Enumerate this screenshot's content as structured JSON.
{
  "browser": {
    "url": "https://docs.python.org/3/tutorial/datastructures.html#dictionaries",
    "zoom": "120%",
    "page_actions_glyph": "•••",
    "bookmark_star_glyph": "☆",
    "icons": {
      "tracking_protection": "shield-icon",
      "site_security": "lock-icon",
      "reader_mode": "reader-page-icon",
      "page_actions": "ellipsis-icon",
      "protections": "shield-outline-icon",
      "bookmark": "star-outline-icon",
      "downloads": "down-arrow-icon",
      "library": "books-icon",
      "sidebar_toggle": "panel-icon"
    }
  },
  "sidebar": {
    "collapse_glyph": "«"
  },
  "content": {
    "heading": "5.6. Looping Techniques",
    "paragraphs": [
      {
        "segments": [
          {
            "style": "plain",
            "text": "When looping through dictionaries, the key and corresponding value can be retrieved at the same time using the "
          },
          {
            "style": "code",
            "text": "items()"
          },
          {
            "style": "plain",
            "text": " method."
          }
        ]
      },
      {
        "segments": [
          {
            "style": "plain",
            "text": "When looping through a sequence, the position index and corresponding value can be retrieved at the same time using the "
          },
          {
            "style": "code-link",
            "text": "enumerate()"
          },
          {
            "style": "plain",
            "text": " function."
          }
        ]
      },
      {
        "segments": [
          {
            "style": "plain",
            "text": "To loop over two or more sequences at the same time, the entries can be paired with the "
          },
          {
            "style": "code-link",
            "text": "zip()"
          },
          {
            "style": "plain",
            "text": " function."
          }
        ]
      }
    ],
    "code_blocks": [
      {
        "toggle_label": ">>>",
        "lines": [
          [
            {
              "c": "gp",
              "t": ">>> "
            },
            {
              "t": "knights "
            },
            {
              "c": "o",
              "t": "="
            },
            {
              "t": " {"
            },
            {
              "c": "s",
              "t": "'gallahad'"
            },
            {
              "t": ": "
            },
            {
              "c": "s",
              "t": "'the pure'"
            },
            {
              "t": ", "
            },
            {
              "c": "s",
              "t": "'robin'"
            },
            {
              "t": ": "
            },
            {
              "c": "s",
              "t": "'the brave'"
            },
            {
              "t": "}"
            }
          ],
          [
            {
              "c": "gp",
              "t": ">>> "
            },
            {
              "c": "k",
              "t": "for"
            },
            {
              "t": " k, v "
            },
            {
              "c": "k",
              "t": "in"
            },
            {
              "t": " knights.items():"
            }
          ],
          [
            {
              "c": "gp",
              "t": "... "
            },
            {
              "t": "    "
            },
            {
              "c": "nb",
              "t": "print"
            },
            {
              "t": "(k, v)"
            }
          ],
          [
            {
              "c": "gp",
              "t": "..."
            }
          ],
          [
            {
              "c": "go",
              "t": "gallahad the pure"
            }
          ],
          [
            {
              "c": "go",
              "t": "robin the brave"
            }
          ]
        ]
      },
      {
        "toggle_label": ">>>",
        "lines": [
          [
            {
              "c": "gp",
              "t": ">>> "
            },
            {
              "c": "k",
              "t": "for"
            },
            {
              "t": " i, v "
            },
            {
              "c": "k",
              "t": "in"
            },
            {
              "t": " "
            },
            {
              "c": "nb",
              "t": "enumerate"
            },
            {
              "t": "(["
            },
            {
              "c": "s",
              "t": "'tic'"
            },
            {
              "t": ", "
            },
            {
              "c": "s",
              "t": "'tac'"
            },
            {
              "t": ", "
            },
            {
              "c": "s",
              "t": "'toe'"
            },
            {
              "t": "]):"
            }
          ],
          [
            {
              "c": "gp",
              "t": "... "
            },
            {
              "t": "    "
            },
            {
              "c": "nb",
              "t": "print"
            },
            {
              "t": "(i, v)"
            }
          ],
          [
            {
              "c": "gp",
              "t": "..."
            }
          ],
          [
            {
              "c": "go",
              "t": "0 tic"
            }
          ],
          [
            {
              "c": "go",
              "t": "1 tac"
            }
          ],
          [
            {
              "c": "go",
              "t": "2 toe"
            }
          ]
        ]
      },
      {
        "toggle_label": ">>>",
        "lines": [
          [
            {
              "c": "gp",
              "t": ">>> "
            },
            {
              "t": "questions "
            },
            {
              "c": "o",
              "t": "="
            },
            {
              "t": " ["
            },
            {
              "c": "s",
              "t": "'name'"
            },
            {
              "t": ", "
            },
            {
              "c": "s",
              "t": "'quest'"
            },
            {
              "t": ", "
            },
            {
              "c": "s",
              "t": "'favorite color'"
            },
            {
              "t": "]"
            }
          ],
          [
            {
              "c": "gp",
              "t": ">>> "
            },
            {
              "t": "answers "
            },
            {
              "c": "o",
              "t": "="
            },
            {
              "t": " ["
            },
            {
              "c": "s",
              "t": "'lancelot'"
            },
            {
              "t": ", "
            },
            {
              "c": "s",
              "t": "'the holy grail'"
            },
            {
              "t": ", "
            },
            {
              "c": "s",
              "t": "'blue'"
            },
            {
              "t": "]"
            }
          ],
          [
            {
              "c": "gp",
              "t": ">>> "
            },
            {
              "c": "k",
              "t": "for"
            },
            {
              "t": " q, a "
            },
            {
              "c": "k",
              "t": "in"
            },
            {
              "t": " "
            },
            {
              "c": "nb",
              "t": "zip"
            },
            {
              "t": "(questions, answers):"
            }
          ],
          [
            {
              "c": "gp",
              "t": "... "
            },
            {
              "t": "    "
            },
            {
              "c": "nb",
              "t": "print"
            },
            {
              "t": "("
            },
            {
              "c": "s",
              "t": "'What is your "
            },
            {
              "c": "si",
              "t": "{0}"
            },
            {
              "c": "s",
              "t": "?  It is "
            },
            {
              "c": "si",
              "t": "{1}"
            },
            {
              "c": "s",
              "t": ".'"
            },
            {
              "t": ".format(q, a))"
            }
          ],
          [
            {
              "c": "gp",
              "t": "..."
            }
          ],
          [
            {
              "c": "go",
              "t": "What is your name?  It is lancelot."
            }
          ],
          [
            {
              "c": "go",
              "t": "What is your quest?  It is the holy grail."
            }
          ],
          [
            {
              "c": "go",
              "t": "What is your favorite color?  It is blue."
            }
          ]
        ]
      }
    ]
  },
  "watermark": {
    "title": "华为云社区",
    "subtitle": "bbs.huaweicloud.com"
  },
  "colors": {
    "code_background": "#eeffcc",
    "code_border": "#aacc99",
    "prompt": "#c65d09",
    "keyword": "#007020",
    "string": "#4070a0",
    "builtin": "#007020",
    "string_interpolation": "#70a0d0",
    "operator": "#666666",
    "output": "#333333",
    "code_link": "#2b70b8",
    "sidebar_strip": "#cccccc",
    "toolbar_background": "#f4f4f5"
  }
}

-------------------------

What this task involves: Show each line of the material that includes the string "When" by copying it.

Response area:
            "text": "When looping through dictionaries, the key and corresponding value can be retrieved at the same time using the "
            "text": "When looping through a sequence, the position index and corresponding value can be retrieved at the same time using the "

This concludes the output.